» Your task
Your job is to return every line in the data holding the string "Twitter".

--- Entries provided Enclosed Below ---

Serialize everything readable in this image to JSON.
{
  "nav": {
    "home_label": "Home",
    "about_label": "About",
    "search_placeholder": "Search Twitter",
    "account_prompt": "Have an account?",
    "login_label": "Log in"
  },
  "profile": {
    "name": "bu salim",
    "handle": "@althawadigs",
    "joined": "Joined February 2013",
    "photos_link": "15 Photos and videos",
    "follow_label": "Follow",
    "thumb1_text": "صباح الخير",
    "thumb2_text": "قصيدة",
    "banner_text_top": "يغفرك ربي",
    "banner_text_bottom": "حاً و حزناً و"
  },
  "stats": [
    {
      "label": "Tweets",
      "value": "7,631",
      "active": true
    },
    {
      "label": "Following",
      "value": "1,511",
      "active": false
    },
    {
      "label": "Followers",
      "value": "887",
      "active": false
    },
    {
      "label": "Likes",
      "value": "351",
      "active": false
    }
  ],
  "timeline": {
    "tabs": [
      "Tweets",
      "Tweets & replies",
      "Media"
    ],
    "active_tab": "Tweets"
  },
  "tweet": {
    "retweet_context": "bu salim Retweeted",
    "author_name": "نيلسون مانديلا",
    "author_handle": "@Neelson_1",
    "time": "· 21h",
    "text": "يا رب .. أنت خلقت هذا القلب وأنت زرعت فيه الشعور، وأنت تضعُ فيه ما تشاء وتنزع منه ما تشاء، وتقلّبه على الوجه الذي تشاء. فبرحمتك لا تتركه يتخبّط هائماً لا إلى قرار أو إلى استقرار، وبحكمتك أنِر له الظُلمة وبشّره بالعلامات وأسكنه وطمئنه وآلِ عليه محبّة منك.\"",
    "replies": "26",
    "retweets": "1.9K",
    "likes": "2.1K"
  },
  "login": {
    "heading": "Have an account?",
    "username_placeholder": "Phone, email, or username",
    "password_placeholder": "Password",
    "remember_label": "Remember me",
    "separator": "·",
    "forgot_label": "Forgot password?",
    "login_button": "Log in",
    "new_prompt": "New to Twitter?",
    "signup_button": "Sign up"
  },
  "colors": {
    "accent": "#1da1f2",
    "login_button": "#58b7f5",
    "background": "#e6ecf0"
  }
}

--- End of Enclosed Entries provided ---

» Problem solution
    "search_placeholder": "Search Twitter",
    "new_prompt": "New to Twitter?",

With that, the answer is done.